Grand Prix racing has reached a watershed moment as the first barrels of so-called 100% sustainable fuel have been made and sent to F1’s engine teams.

The biofuel is produced using bio-waste, which is not intended for human or animal consumption. That, the FIA argues, makes it 100% sustainable and is part of a plan to help get motorsport carbon neutral.

The FIA won’t be making all of the biofuel forever, though. The barrels being sent out to engine manufacturers like Mercedes, Ferrari and Renault for testing and validation. The longer-term plan is for F1 suppliers to make their own fuel in the future.

Appreciating @F1 drivers strong commitment to #Environment. Many thanks to all of them. Today, @FIA and the entire motor sport and mobility family take a new step forward with an ambitious strategy: carbon neutrality from 2021 and net zero status by 2030. Watch the video: pic.twitter.com/ck8O6IZ6Cm

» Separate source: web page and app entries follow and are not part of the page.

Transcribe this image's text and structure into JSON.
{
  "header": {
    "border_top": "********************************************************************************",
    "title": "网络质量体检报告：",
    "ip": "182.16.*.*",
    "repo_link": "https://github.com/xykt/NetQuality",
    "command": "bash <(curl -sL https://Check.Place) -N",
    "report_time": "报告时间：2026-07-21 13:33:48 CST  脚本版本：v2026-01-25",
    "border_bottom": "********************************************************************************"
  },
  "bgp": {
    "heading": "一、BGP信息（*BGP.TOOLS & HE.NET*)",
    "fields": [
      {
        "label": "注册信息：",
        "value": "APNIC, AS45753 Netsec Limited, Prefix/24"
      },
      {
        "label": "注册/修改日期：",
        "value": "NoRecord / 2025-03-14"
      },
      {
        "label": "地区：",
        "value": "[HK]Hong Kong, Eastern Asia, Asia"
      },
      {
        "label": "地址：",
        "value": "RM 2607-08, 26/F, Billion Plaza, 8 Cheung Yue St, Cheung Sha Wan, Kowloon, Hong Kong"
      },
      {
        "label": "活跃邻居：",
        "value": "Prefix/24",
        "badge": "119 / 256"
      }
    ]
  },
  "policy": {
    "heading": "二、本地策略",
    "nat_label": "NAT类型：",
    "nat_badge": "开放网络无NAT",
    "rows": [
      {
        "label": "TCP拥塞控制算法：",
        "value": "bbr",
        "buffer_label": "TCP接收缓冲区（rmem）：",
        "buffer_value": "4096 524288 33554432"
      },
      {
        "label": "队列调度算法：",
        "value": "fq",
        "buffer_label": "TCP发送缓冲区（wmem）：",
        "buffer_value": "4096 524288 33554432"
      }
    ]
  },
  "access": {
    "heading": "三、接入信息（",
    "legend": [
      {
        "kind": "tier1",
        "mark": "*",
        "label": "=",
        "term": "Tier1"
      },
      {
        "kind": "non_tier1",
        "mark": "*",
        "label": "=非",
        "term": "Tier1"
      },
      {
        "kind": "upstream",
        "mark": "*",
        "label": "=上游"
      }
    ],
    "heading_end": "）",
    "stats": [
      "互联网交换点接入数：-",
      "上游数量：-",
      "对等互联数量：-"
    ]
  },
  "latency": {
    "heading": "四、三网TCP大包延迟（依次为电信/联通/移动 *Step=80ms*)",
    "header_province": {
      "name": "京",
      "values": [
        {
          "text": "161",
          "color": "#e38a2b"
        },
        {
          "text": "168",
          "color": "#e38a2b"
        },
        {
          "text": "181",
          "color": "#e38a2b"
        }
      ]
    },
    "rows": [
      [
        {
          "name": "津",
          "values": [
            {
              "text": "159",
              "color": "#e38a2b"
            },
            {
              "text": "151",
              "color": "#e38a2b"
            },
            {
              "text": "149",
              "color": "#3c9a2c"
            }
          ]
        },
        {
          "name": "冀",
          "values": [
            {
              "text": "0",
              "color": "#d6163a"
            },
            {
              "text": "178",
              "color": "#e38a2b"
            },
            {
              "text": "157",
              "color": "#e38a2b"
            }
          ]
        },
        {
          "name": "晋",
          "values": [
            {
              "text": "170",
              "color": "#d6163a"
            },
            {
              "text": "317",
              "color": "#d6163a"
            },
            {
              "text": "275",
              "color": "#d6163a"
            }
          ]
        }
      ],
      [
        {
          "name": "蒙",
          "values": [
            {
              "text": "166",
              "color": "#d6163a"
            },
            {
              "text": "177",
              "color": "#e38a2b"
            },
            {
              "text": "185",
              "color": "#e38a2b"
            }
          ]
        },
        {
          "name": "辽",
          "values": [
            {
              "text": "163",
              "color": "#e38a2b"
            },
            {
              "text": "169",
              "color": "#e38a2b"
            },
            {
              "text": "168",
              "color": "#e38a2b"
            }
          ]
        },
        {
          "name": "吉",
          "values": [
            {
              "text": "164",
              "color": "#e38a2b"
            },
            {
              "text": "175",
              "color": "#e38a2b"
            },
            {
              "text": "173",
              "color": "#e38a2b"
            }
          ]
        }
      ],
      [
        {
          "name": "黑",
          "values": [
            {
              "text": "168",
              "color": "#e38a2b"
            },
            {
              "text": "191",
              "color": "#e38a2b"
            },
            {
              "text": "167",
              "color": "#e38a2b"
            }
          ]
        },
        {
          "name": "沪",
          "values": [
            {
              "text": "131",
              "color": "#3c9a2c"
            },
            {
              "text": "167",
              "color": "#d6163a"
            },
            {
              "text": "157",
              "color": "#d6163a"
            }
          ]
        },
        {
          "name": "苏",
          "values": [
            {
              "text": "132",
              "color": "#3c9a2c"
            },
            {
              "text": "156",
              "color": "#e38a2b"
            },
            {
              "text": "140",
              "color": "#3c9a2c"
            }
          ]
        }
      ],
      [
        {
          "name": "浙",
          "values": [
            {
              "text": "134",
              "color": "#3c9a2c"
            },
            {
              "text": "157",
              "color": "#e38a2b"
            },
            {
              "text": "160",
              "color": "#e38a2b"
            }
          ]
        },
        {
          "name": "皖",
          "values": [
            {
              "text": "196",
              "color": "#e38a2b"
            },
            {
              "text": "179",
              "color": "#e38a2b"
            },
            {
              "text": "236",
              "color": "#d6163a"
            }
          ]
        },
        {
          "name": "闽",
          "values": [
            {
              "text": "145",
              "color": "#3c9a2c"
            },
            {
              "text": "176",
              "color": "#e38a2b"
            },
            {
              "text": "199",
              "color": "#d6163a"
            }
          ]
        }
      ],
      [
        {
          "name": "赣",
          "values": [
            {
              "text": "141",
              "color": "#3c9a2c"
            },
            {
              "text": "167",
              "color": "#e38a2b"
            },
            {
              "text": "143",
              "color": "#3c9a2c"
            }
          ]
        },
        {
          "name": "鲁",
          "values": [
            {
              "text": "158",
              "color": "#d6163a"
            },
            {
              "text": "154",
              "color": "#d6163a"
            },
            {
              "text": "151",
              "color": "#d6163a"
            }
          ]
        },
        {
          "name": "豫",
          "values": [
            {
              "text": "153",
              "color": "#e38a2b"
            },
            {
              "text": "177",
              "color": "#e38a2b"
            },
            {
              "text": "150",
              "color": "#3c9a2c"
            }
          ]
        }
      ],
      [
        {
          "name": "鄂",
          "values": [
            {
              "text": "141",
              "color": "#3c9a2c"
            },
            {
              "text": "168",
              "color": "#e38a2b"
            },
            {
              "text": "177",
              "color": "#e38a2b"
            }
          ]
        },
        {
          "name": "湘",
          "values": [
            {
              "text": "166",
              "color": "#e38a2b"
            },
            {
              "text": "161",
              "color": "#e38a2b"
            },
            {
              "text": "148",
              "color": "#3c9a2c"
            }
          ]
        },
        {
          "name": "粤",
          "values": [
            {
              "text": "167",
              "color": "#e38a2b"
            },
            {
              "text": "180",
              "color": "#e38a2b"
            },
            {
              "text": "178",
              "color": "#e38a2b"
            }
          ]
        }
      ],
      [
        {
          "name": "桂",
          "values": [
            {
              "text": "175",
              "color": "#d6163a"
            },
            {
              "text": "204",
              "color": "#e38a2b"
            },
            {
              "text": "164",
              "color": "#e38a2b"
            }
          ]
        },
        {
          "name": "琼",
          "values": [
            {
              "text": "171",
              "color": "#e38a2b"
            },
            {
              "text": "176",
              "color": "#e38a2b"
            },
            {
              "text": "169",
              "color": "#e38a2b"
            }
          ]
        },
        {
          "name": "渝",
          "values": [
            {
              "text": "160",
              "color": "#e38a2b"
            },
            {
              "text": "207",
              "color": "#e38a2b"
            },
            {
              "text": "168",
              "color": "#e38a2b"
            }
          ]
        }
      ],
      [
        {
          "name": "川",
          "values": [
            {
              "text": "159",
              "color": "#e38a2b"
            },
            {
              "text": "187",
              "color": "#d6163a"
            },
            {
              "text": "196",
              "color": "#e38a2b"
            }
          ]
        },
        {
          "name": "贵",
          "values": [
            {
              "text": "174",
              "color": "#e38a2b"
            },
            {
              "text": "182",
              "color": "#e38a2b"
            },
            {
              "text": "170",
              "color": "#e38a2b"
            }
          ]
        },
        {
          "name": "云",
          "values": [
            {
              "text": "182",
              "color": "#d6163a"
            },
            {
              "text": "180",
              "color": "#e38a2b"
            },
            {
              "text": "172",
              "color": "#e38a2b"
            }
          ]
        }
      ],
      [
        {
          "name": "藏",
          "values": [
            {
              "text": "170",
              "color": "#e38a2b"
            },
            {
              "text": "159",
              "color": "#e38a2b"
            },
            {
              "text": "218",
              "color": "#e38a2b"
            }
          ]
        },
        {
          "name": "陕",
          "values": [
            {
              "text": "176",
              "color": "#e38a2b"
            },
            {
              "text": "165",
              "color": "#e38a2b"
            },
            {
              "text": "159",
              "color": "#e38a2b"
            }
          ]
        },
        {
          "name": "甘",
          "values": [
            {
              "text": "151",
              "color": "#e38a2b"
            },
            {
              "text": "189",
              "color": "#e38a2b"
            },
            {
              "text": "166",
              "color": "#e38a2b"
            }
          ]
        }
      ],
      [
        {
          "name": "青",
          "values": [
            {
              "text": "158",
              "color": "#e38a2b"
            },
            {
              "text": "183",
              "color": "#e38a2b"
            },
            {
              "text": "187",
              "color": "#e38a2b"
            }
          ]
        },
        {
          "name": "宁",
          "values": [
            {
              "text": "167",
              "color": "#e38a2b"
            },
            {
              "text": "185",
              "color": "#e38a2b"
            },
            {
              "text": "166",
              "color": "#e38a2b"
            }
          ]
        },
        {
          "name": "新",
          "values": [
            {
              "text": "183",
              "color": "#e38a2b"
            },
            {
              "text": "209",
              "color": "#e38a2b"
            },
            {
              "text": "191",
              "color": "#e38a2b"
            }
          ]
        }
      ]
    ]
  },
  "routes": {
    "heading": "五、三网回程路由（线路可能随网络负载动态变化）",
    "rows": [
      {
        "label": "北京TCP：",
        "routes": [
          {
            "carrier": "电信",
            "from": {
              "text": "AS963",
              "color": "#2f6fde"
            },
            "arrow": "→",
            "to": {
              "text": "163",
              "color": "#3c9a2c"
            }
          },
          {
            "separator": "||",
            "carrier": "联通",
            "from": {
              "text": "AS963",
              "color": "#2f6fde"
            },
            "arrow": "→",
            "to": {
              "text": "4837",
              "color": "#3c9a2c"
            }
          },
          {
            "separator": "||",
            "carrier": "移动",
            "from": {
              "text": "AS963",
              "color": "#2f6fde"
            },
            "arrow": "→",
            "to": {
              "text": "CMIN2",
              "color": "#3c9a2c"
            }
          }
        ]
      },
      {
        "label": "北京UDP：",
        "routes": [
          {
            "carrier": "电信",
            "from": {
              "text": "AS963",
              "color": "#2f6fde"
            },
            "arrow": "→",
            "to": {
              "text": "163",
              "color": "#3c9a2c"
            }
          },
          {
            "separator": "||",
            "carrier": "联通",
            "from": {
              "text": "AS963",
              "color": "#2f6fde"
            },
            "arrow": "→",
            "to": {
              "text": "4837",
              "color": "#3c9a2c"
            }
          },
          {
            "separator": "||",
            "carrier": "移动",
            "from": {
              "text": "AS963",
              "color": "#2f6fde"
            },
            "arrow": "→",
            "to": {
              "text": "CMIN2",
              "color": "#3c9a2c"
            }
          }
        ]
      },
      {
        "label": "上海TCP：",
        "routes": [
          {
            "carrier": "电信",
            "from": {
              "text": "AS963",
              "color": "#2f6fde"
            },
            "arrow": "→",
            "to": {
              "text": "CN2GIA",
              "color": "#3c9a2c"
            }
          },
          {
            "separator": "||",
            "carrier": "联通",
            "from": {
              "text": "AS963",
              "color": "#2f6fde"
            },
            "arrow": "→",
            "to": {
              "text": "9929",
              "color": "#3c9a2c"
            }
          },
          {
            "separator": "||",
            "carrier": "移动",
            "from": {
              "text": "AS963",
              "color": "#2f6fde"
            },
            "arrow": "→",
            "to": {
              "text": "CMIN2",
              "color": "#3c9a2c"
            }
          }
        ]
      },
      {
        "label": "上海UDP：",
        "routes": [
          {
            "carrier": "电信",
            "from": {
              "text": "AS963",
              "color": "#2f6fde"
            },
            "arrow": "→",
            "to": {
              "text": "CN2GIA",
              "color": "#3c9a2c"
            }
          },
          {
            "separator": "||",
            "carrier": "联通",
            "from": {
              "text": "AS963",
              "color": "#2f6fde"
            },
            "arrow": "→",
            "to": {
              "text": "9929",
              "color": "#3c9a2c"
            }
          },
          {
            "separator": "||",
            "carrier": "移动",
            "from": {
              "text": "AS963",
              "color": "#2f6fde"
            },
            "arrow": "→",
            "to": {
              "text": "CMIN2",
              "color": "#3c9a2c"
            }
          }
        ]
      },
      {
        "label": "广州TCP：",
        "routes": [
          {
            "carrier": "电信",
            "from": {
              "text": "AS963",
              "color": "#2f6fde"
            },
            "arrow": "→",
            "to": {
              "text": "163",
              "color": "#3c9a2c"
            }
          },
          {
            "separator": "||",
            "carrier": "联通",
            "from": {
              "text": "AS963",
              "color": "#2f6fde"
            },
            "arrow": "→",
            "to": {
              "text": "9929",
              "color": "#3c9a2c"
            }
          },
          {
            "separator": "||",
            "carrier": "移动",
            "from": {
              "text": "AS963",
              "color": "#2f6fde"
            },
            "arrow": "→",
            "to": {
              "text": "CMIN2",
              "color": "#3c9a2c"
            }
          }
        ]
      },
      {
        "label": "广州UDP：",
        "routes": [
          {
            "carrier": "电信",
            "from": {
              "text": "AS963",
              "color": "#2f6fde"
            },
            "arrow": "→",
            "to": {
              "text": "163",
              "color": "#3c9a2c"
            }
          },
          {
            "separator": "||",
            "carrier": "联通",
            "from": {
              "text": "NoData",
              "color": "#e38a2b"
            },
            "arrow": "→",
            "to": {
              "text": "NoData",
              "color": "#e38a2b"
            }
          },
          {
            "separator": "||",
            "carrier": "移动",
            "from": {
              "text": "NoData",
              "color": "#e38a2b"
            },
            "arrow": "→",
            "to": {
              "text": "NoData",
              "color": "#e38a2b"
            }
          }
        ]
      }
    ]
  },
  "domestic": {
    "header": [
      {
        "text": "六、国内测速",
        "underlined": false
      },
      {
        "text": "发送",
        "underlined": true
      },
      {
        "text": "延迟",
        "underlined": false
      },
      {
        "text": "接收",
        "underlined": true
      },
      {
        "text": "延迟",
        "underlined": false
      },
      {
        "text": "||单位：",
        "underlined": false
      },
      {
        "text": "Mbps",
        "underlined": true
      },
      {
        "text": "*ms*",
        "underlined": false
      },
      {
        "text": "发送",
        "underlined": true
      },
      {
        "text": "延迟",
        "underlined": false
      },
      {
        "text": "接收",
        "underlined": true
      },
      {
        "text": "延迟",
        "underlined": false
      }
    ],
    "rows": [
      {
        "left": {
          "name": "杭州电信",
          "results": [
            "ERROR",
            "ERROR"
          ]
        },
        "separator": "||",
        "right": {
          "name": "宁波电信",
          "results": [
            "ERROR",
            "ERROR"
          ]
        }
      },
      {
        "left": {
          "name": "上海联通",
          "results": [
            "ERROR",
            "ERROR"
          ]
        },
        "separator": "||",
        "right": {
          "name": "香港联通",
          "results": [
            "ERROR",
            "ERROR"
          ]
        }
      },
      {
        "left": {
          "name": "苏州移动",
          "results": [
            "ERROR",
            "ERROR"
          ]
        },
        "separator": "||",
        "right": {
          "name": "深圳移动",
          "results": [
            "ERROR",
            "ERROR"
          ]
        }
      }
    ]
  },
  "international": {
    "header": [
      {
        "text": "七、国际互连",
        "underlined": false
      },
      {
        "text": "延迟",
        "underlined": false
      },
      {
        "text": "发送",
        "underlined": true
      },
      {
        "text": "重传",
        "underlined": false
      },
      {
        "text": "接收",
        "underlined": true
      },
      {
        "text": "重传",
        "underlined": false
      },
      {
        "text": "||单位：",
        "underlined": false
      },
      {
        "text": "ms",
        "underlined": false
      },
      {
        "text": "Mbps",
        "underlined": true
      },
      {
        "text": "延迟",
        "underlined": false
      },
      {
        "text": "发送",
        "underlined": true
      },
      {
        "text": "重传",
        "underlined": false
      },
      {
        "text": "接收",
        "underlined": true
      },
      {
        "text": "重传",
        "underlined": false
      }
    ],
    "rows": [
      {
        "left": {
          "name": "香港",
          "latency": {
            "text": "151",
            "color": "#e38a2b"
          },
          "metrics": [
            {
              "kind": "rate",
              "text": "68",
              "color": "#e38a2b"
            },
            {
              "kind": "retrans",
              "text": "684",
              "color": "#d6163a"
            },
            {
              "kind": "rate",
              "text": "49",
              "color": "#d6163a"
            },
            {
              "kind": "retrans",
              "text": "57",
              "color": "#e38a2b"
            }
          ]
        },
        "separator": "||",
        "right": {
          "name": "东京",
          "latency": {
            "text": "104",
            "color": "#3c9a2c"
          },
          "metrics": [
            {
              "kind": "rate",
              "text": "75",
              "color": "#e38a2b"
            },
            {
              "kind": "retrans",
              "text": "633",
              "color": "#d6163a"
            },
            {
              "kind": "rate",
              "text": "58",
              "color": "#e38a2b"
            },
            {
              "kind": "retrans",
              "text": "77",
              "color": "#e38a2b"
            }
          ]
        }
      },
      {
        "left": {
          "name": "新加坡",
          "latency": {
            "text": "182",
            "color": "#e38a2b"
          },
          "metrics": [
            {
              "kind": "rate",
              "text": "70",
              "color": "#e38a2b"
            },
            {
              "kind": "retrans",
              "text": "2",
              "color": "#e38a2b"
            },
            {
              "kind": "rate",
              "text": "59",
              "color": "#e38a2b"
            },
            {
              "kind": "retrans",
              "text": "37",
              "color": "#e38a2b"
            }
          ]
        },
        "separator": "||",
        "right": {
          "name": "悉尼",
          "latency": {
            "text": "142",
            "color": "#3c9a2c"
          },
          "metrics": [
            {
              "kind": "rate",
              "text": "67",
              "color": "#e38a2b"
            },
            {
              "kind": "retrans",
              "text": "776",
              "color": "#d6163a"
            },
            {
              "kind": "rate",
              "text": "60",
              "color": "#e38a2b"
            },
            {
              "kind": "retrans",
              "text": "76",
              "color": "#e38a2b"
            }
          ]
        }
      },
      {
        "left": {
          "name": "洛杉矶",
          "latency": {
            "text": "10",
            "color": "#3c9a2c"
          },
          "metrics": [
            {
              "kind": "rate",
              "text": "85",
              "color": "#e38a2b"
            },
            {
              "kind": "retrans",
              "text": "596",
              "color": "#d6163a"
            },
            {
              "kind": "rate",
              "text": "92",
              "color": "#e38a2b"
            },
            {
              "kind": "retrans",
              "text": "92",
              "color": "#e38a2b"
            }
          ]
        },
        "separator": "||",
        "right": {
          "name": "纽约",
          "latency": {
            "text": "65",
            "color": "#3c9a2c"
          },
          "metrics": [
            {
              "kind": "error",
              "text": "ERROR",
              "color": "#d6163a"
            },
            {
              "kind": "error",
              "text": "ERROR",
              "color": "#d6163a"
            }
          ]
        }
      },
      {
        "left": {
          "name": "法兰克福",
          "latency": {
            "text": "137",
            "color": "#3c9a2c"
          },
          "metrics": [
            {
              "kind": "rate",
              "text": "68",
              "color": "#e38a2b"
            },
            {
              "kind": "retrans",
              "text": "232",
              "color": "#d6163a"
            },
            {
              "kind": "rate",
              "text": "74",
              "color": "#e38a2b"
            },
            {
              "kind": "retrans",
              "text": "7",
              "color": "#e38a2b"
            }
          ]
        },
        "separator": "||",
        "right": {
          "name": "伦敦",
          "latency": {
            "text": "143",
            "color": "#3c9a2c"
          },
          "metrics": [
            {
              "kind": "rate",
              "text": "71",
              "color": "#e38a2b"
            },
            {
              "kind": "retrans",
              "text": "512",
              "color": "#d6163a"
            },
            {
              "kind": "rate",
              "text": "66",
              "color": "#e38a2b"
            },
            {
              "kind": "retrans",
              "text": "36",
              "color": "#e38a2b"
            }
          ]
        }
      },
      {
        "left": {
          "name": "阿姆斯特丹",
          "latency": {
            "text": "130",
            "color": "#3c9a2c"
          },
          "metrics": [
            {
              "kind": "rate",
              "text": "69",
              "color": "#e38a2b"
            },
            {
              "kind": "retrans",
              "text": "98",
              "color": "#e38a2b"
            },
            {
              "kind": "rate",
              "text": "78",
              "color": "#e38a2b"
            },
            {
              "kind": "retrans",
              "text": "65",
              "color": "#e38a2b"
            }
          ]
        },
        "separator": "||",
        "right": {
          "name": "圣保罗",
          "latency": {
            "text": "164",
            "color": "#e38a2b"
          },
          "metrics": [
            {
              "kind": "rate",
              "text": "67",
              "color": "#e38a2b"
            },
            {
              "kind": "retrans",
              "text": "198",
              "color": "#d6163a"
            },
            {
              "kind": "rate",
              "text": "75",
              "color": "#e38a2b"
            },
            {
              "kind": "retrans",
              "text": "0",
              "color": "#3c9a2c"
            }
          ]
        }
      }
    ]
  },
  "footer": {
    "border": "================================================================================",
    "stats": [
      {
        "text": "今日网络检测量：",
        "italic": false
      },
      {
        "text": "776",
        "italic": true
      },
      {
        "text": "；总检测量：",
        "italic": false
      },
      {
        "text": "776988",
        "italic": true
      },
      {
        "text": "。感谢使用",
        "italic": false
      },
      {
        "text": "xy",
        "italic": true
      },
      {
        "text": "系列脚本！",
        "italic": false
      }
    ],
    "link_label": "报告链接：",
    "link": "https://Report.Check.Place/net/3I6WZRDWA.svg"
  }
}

— Jean Todt (@JeanTodt) December 17, 2020

“Formula 1 has long served as a platform for introducing next-generation advancements in the automotive world,” said Ross Brawn, F1’s managing director of motorsports.

Also Read: 2021 Formula 1 Driver Lineup: Everything You Need To Know

“Our top sustainability priority now is building a roadmap for the hybrid engine that reduces emissions and has a real world benefit for road cars. We believe we have the opportunity to do that with a next-generation engine that combines hybrid technology with sustainable fuels.”

The fuel is part of a plan to make the sport carbon neutral by 2021 and net-zero carbon-wise in 2030. That plan was approved at the FIA’s Annual General Assembly this week.

Beyond the existential threat of climate change, finding a way to at least appear green will be crucial for Formula 1 from a business perspective. The sport will lose another engine supplier this year, as Honda will be leaving at the end of the season, and teams have increasingly been investing in Formula E, although BMW and Audi will be leaving the series after next year.

That sport has the twin benefits of being cheaper than F1 and of advertising automakers’ rapidly growing EV fleets. Formula 1 has already gained public support from Volkswagen’s CEO and Porsche has been talking about biofuels as a way of preserving classics into the future.

The trouble with biofuels, though, is that its applications in the real world are fairly niche and it remains expensive–both monetarily and environmentally–to produce.

Either way, Formula 1 hopes to have its biofuel racing by the time its new powertrains are introduced – a move that has been delayed by COVID-19, but which lately has been tipped for 2023.

The remarkable Volvo P1800 Cyan is a car like no other and AutoTopNL recently had the opportunity to test it out.

Cyan Racing is the official racing arm of the Geely Group and has used the original Volvo P1800 as the base for this restomod. The car is powered by a 2.0-liter turbocharged four-cylinder with 413 hp and 355 lb-ft (455 Nm) of torque that’s paired to a dog-leg five-speed manual transmission. This engine is based on the one used in the Volvo S60 TC1 race car and has actually been tested to 528 hp.

Read More: New Volvo P1800 Cyan Is A Singer-Style Restomod That Starts From $500,000

Those are some pretty remarkable figures for a four-cylinder and making the P1800 all the more impressive is the fact that it weighs just 990 kg (2,182 lbs). Consequently, it is pretty quick and during this review, sprinted from 100 km/h (62 mph) to 200 km/h (124 mph) in just 8.32 seconds.

Elsewhere, this modern-day P1800 has new bodywork, wider tracks and large wheels. Many of the parts are made from carbon fiber, including parts of the chassis that are also reinforced with high-strength steel.

Driving the car seems to be an absolute joy. While Cyan Racing could have done what some other companies are doing with classics and converted it to an all-electric powertrain, it stuck to its motorsport roots and has created something that really gets petrolheads blood pumping.